To understand Plantar Fasciitis, it helps to have a grasp on the specific anatomy of the foot. The plantar fascia is a tough, fibrous band that lies deep to the skin on the sole of your foot. It begins at the bottom of your heel bone (calcaneus), and attaches at the balls of your feet (metatarsal-phalangeal joints). Some fibers may extend from the bottom of the heel to the back of the heel, joining fibers from the achilles tendon. It both supports and protects the deeper structures of the foot, such as muscle, blood vessels, bone and nerves.
In a nutshell, Plantar Fasciitis is an inflammation of the plantar fascia at its insertion on the heel bone.
Treatment of Plantar Fasciitis is divided into two methods, conservative and surgical. Before anyone panics, conservative care is successful in over 90% of cases.
Conservative care is primarily concerned with decreasing the inflamed plantar fascia if after six months the conservative care has not relieved the pain, surgical management could be necessary. The surgery removes the tension on the plantar fascia (and the accompanying pain) by cutting it at its attachment at the bottom of the heel bone. As with knee surgery, there are both "open" and "scope" (endoscopic) surgeries that may be performed. The last point is this: if you are suffering from this type of pain, find a physician who has experience in treating it.
Plantar Fasciitis: Conservative Care
Rest and a decrease in activity are a good place to start. Cycling and swimming are two excellent nonweightbearing alternatives.
Ice therapy is an effective anti-inflammatory agent. Patients should ice their heel after activity or in the evening. 15 minutes on, 15 minutes off, repeating twice. Be careful about leaving the ice on too long, as frostbite could develop.
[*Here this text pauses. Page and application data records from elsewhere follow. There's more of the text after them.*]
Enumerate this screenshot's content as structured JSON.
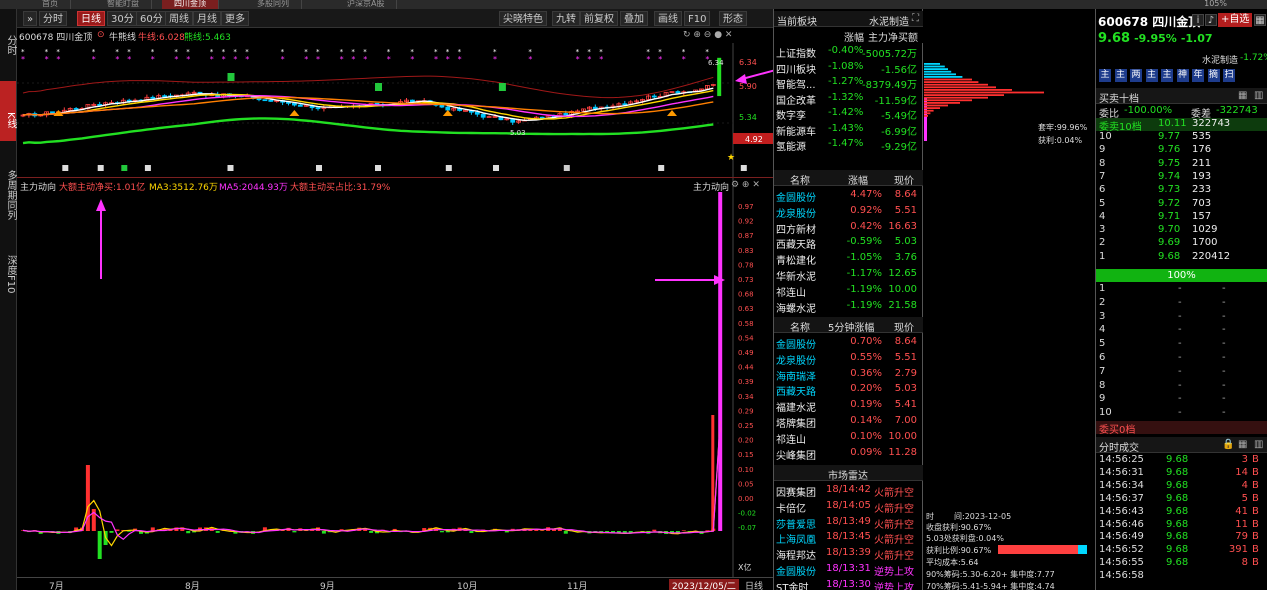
{
  "topbar": {
    "tabs": [
      "首页",
      "智能盯盘",
      "四川金顶",
      "多股同列",
      "沪深京A股"
    ],
    "active_tab": 2,
    "zoom": "105%"
  },
  "leftnav": [
    "分时",
    "K线",
    "多周期同列",
    "深度F10"
  ],
  "toolbar": {
    "buttons": [
      "分时",
      "日线",
      "30分",
      "60分",
      "周线",
      "月线",
      "更多"
    ],
    "right_buttons": [
      "尖晓特色",
      "九转",
      "前复权",
      "叠加",
      "画线",
      "F10",
      "形态"
    ]
  },
  "chart_info": {
    "stock": "600678 四川金顶",
    "indicator": "牛熊线",
    "bull": "牛线:6.028",
    "bear": "熊线:5.463"
  },
  "price_axis": [
    "6.34",
    "5.90",
    "5.34",
    "4.92"
  ],
  "price_labels": {
    "top": "6.34",
    "low": "5.03",
    "current": "4.92"
  },
  "sub_chart": {
    "title": "主力动向",
    "net": "大额主动净买:1.01亿",
    "ma3": "MA3:3512.76万",
    "ma5": "MA5:2044.93万",
    "ratio": "大额主动买占比:31.79%",
    "title_right": "主力动向",
    "axis": [
      "0.97",
      "0.92",
      "0.87",
      "0.83",
      "0.78",
      "0.73",
      "0.68",
      "0.63",
      "0.58",
      "0.54",
      "0.49",
      "0.44",
      "0.39",
      "0.34",
      "0.29",
      "0.25",
      "0.20",
      "0.15",
      "0.10",
      "0.05",
      "0.00",
      "-0.02",
      "-0.07"
    ],
    "unit": "X亿"
  },
  "xaxis": {
    "months": [
      "7月",
      "8月",
      "9月",
      "10月",
      "11月"
    ],
    "date": "2023/12/05/二",
    "period": "日线"
  },
  "sector_panel": {
    "header": [
      "当前板块",
      "水泥制造"
    ],
    "col_headers": [
      "",
      "涨幅",
      "主力净买额"
    ],
    "rows": [
      {
        "name": "上证指数",
        "chg": "-0.40%",
        "amt": "-5005.72万"
      },
      {
        "name": "四川板块",
        "chg": "-1.08%",
        "amt": "-1.56亿"
      },
      {
        "name": "智能驾...",
        "chg": "-1.27%",
        "amt": "-8379.49万"
      },
      {
        "name": "国企改革",
        "chg": "-1.32%",
        "amt": "-11.59亿"
      },
      {
        "name": "数字孪",
        "chg": "-1.42%",
        "amt": "-5.49亿"
      },
      {
        "name": "新能源车",
        "chg": "-1.43%",
        "amt": "-6.99亿"
      },
      {
        "name": "氢能源",
        "chg": "-1.47%",
        "amt": "-9.29亿"
      }
    ]
  },
  "peer_panel": {
    "col_headers": [
      "名称",
      "涨幅",
      "现价"
    ],
    "rows": [
      {
        "name": "金圆股份",
        "chg": "4.47%",
        "price": "8.64"
      },
      {
        "name": "龙泉股份",
        "chg": "0.92%",
        "price": "5.51"
      },
      {
        "name": "四方新材",
        "chg": "0.42%",
        "price": "16.63"
      },
      {
        "name": "西藏天路",
        "chg": "-0.59%",
        "price": "5.03"
      },
      {
        "name": "青松建化",
        "chg": "-1.05%",
        "price": "3.76"
      },
      {
        "name": "华新水泥",
        "chg": "-1.17%",
        "price": "12.65"
      },
      {
        "name": "祁连山",
        "chg": "-1.19%",
        "price": "10.00"
      },
      {
        "name": "海螺水泥",
        "chg": "-1.19%",
        "price": "21.58"
      }
    ]
  },
  "speed_panel": {
    "col_headers": [
      "名称",
      "5分钟涨幅",
      "现价"
    ],
    "rows": [
      {
        "name": "金圆股份",
        "chg": "0.70%",
        "price": "8.64"
      },
      {
        "name": "龙泉股份",
        "chg": "0.55%",
        "price": "5.51"
      },
      {
        "name": "海南瑞泽",
        "chg": "0.36%",
        "price": "2.79"
      },
      {
        "name": "西藏天路",
        "chg": "0.20%",
        "price": "5.03"
      },
      {
        "name": "福建水泥",
        "chg": "0.19%",
        "price": "5.41"
      },
      {
        "name": "塔牌集团",
        "chg": "0.14%",
        "price": "7.00"
      },
      {
        "name": "祁连山",
        "chg": "0.10%",
        "price": "10.00"
      },
      {
        "name": "尖峰集团",
        "chg": "0.09%",
        "price": "11.28"
      }
    ]
  },
  "radar_panel": {
    "title": "市场雷达",
    "rows": [
      {
        "name": "因赛集团",
        "time": "18/14:42",
        "event": "火箭升空"
      },
      {
        "name": "卡倍亿",
        "time": "18/14:05",
        "event": "火箭升空"
      },
      {
        "name": "莎普爱思",
        "time": "18/13:49",
        "event": "火箭升空"
      },
      {
        "name": "上海凤凰",
        "time": "18/13:45",
        "event": "火箭升空"
      },
      {
        "name": "海程邦达",
        "time": "18/13:39",
        "event": "火箭升空"
      },
      {
        "name": "金圆股份",
        "time": "18/13:31",
        "event": "逆势上攻"
      },
      {
        "name": "ST金时",
        "time": "18/13:30",
        "event": "逆势上攻"
      }
    ]
  },
  "dist_panel": {
    "profit_ratio": "套牢:99.96%",
    "gain": "获利:0.04%",
    "time_label": "时",
    "date": "间:2023-12-05",
    "lines": [
      "收盘获利:90.67%",
      "5.03处获利盘:0.04%",
      "获利比例:90.67%",
      "平均成本:5.64",
      "90%筹码:5.30-6.20+ 集中度:7.77",
      "70%筹码:5.41-5.94+ 集中度:4.74"
    ]
  },
  "quote": {
    "title": "600678 四川金顶",
    "add_label": "+自选",
    "price": "9.68",
    "chg_pct": "-9.95%",
    "chg": "-1.07",
    "sector": "水泥制造",
    "sector_chg": "-1.72%",
    "tags": [
      "主",
      "主",
      "两",
      "主",
      "主",
      "神",
      "年",
      "摘",
      "扫"
    ],
    "orderbook_title": "买卖十档",
    "weibi_label": "委比",
    "weibi": "-100.00%",
    "weicha_label": "委差",
    "weicha": "-322743",
    "sell10_label": "委卖10档",
    "sell10_price": "10.11",
    "sell10_vol": "322743",
    "asks": [
      {
        "lvl": "10",
        "price": "9.77",
        "vol": "535"
      },
      {
        "lvl": "9",
        "price": "9.76",
        "vol": "176"
      },
      {
        "lvl": "8",
        "price": "9.75",
        "vol": "211"
      },
      {
        "lvl": "7",
        "price": "9.74",
        "vol": "193"
      },
      {
        "lvl": "6",
        "price": "9.73",
        "vol": "233"
      },
      {
        "lvl": "5",
        "price": "9.72",
        "vol": "703"
      },
      {
        "lvl": "4",
        "price": "9.71",
        "vol": "157"
      },
      {
        "lvl": "3",
        "price": "9.70",
        "vol": "1029"
      },
      {
        "lvl": "2",
        "price": "9.69",
        "vol": "1700"
      },
      {
        "lvl": "1",
        "price": "9.68",
        "vol": "220412"
      }
    ],
    "pct_bar": "100%",
    "bids": [
      "1",
      "2",
      "3",
      "4",
      "5",
      "6",
      "7",
      "8",
      "9",
      "10"
    ],
    "dash": "-",
    "buy0_label": "委买0档",
    "trades_title": "分时成交",
    "trades": [
      {
        "t": "14:56:25",
        "p": "9.68",
        "v": "3",
        "s": "B"
      },
      {
        "t": "14:56:31",
        "p": "9.68",
        "v": "14",
        "s": "B"
      },
      {
        "t": "14:56:34",
        "p": "9.68",
        "v": "4",
        "s": "B"
      },
      {
        "t": "14:56:37",
        "p": "9.68",
        "v": "5",
        "s": "B"
      },
      {
        "t": "14:56:43",
        "p": "9.68",
        "v": "41",
        "s": "B"
      },
      {
        "t": "14:56:46",
        "p": "9.68",
        "v": "11",
        "s": "B"
      },
      {
        "t": "14:56:49",
        "p": "9.68",
        "v": "79",
        "s": "B"
      },
      {
        "t": "14:56:52",
        "p": "9.68",
        "v": "391",
        "s": "B"
      },
      {
        "t": "14:56:55",
        "p": "9.68",
        "v": "8",
        "s": "B"
      },
      {
        "t": "14:56:58",
        "p": "",
        "v": "",
        "s": ""
      }
    ]
  },
  "colors": {
    "up": "#ff5050",
    "down": "#22e022",
    "accent": "#ff33ff",
    "cyan": "#00d7ff"
  }
}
Ibuprofen and other NSAID's also are good antiinflammatory agents. As always with Ibuprofen, it is important to take it with food to avoid stomach upset and to take it as directed.
Stretching the achilles tendon and the plantar fascia are very important to help decrease tension in the fascia.
Avoid walking barefoot. Walking without shoes or sneakers leaves your arch unsupported, causing undo stretching and strain on your plantar fascia, thereby increasing the level of inflammation and pain. Drastically decrease the amount of time spent barefoot and make sure supportive shoes are worn at all times.
Cortisone injections also are very effective in reducing the inflamed area. A series of three at most is what I recommend.
Custom molded orthotics help in cases where the pain is caused by biomechanical imbalances. Custom orthotics are a simple non surgical way to control the abnormal biomechanics that are often the underlying cause of plantar fasciitis.
Night splints, utilized to keep the tension off the plantar fascia while sleeping, are another device to resolve the pain.
Casts, with no weightbearing for two to four weeks, are the last resorts of conservative care.